▶ Exercise requirements: Using the records provided below, locate and copy each line that contains the word "draft".

▶ Supplied data:
---

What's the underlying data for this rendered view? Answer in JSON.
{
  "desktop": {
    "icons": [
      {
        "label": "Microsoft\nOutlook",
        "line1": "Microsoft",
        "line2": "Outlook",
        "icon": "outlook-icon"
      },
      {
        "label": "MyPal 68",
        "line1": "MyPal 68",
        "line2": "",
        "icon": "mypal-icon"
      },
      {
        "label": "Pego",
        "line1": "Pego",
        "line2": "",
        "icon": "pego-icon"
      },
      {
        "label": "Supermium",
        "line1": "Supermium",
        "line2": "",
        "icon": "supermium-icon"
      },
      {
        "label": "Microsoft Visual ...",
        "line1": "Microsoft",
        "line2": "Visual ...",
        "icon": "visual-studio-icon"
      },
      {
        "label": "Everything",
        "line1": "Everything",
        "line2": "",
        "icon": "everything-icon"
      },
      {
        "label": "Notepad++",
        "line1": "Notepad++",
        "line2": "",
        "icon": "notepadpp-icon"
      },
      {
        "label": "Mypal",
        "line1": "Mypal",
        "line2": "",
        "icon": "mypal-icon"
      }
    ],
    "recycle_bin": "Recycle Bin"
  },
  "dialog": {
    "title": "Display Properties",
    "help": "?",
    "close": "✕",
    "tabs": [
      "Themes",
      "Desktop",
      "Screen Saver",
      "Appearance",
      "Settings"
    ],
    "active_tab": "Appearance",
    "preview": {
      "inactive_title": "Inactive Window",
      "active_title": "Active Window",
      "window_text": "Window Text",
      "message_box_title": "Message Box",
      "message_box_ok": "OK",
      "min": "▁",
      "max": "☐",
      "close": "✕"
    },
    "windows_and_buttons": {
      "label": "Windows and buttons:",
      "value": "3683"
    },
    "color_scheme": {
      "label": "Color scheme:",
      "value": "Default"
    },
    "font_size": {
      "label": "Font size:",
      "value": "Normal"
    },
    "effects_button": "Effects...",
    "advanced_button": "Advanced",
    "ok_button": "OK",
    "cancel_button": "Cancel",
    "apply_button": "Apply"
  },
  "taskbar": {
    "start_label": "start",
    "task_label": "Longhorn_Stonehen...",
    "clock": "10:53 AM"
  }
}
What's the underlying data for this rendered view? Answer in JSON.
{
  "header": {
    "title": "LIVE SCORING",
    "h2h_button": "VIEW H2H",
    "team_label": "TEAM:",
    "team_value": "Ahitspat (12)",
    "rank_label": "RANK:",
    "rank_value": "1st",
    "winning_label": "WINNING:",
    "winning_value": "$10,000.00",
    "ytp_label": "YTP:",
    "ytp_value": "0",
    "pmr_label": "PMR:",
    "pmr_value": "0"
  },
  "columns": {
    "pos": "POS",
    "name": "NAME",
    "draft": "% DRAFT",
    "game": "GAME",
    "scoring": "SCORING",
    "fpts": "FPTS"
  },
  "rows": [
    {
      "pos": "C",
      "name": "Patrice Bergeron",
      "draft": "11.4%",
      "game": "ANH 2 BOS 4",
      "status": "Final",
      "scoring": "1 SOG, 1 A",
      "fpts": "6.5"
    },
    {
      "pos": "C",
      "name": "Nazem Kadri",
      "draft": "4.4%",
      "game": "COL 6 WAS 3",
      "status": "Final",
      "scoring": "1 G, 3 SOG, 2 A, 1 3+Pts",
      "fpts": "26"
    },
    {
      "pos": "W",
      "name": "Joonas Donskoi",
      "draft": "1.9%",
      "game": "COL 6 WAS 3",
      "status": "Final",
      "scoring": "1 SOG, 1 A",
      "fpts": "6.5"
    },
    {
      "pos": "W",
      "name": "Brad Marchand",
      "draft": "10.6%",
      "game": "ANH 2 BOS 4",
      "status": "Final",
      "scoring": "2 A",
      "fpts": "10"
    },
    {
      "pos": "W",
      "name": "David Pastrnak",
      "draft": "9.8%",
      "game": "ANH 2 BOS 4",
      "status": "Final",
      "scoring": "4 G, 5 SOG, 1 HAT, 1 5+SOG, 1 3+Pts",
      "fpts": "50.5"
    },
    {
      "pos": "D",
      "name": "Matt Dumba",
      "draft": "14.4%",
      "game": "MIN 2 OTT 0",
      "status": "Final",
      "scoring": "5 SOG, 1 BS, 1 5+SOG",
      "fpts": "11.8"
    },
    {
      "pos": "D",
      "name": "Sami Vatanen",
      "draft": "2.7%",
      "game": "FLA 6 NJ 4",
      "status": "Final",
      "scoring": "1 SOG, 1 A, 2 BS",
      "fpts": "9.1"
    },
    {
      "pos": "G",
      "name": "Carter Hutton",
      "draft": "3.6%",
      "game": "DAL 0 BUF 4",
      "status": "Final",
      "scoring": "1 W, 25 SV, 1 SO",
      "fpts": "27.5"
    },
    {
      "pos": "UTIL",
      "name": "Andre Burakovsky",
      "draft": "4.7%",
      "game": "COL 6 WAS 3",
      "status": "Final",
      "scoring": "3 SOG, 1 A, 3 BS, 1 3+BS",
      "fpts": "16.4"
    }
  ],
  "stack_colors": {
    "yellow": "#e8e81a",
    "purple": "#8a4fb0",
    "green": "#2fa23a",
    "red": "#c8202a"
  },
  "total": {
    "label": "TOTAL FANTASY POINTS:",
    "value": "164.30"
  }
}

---

▶ Solution:
    "draft": "% DRAFT",
      "draft": "11.4%",
      "draft": "4.4%",
      "draft": "1.9%",
      "draft": "10.6%",
      "draft": "9.8%",
      "draft": "14.4%",
      "draft": "2.7%",
      "draft": "3.6%",
      "draft": "4.7%",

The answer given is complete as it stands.